Take from the data every line in which the word "Complete" is found.
:: INFORMATION SUPPLIED
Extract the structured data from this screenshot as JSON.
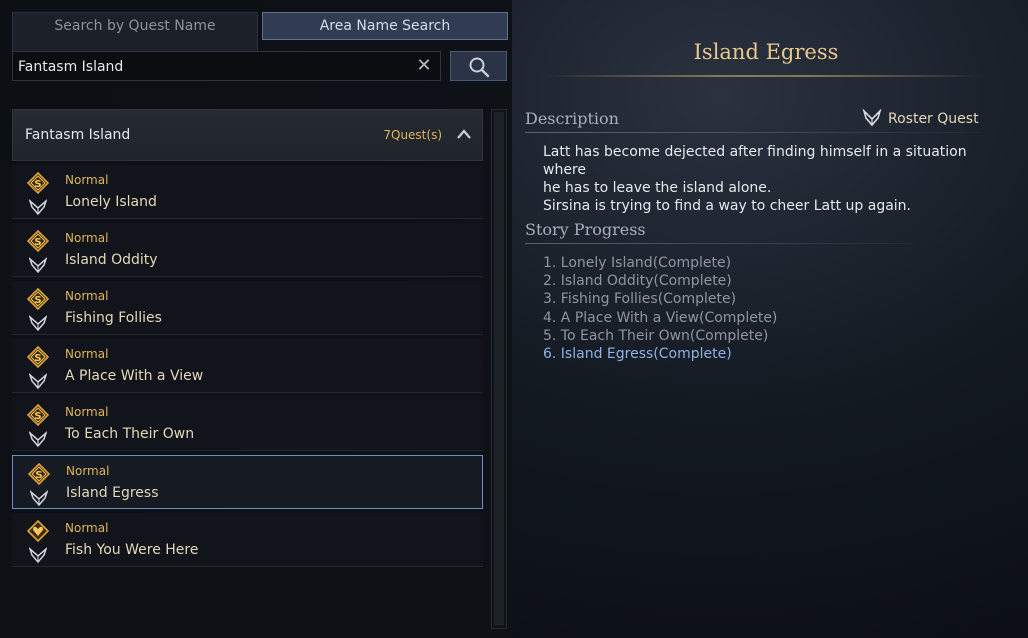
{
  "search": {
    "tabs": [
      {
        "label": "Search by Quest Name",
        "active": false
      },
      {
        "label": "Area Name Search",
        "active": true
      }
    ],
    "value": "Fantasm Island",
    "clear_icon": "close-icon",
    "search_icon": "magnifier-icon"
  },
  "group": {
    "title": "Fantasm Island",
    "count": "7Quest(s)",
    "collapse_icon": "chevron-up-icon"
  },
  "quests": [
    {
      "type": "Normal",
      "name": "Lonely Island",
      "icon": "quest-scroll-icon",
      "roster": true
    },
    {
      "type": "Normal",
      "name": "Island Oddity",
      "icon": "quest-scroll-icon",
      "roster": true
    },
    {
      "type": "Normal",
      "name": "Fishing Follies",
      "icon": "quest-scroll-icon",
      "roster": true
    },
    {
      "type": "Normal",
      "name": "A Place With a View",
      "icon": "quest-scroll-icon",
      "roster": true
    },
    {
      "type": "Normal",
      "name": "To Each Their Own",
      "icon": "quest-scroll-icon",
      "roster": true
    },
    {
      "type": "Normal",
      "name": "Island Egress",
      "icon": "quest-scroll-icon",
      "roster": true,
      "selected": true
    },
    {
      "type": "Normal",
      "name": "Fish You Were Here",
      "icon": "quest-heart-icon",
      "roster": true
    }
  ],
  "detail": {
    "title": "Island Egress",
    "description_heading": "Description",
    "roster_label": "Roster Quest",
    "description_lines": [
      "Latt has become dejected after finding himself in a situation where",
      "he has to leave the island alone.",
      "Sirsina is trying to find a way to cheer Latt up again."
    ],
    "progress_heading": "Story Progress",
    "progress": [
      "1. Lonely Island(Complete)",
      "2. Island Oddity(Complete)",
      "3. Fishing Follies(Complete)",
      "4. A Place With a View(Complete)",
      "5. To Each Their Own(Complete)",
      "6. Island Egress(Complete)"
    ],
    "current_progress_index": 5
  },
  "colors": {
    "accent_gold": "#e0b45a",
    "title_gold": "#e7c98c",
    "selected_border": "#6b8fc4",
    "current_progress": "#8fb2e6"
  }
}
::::
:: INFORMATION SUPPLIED
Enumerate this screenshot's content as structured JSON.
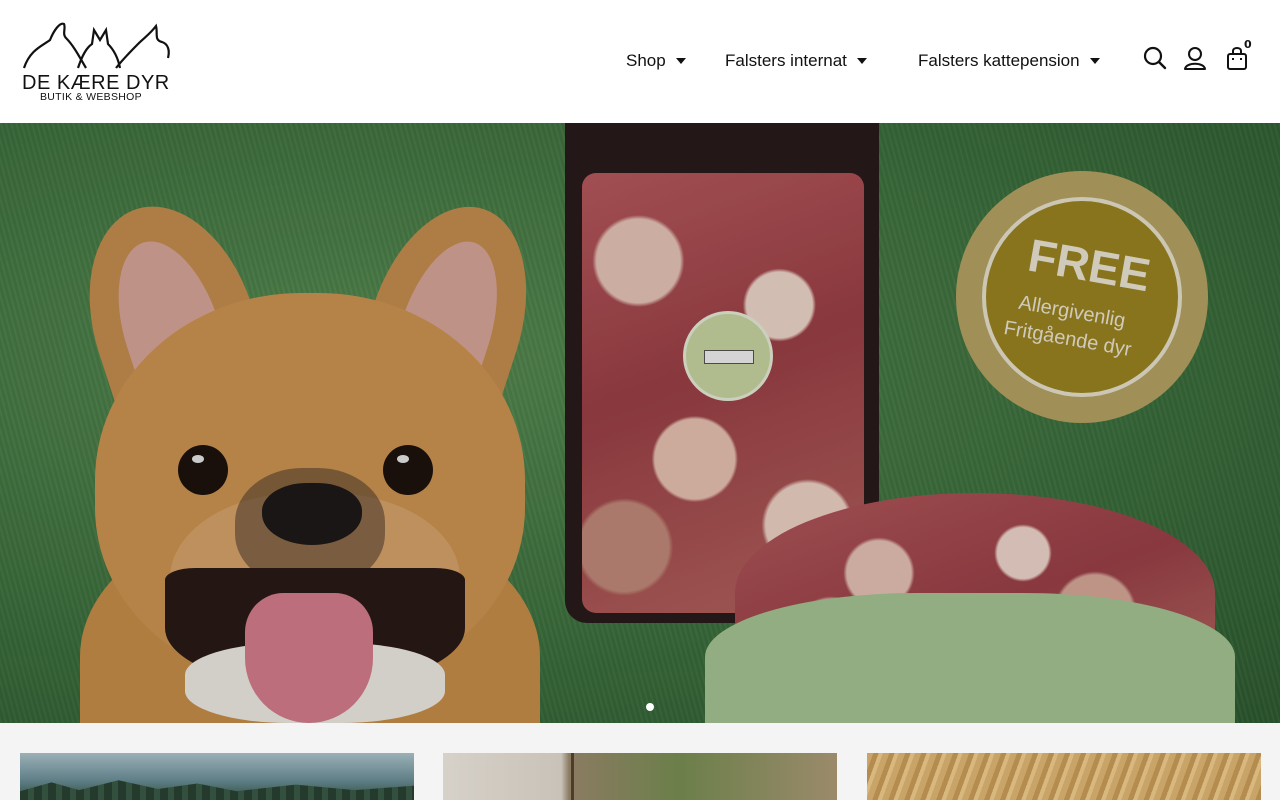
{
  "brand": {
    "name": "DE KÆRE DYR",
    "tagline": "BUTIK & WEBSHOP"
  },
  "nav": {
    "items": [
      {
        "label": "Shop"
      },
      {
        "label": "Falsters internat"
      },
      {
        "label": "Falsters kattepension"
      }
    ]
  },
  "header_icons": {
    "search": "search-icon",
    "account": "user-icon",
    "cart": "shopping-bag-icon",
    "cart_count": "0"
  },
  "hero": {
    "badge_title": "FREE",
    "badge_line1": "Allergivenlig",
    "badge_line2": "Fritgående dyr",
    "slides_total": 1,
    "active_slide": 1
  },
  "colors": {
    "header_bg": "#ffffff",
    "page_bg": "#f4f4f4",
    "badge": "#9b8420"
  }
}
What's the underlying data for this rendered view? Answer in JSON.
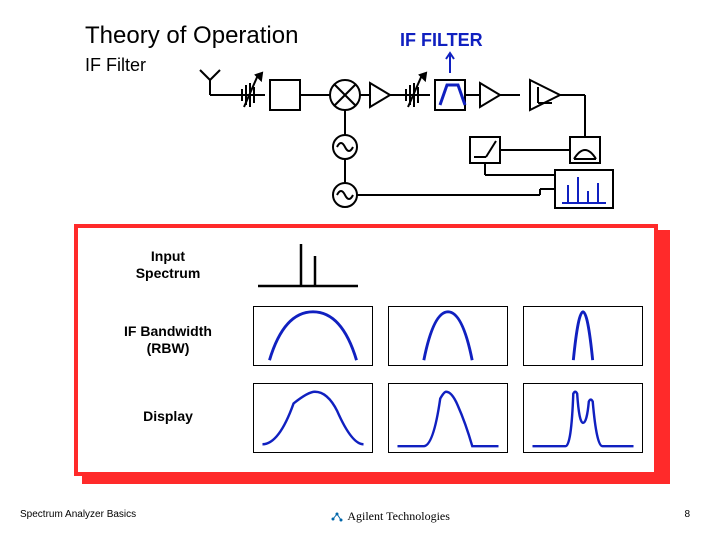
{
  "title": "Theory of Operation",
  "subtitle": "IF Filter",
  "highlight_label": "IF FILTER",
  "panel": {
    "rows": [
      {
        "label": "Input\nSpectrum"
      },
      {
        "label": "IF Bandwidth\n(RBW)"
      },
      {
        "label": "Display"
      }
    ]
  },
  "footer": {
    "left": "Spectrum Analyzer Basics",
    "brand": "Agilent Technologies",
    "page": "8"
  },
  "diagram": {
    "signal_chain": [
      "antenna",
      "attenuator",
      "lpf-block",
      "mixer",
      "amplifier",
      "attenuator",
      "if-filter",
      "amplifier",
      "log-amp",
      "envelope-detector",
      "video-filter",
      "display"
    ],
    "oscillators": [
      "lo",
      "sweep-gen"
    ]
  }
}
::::
TASK RESPONSE
      "1. Lonely Island(Complete)",
      "2. Island Oddity(Complete)",
      "3. Fishing Follies(Complete)",
      "4. A Place With a View(Complete)",
      "5. To Each Their Own(Complete)",
      "6. Island Egress(Complete)"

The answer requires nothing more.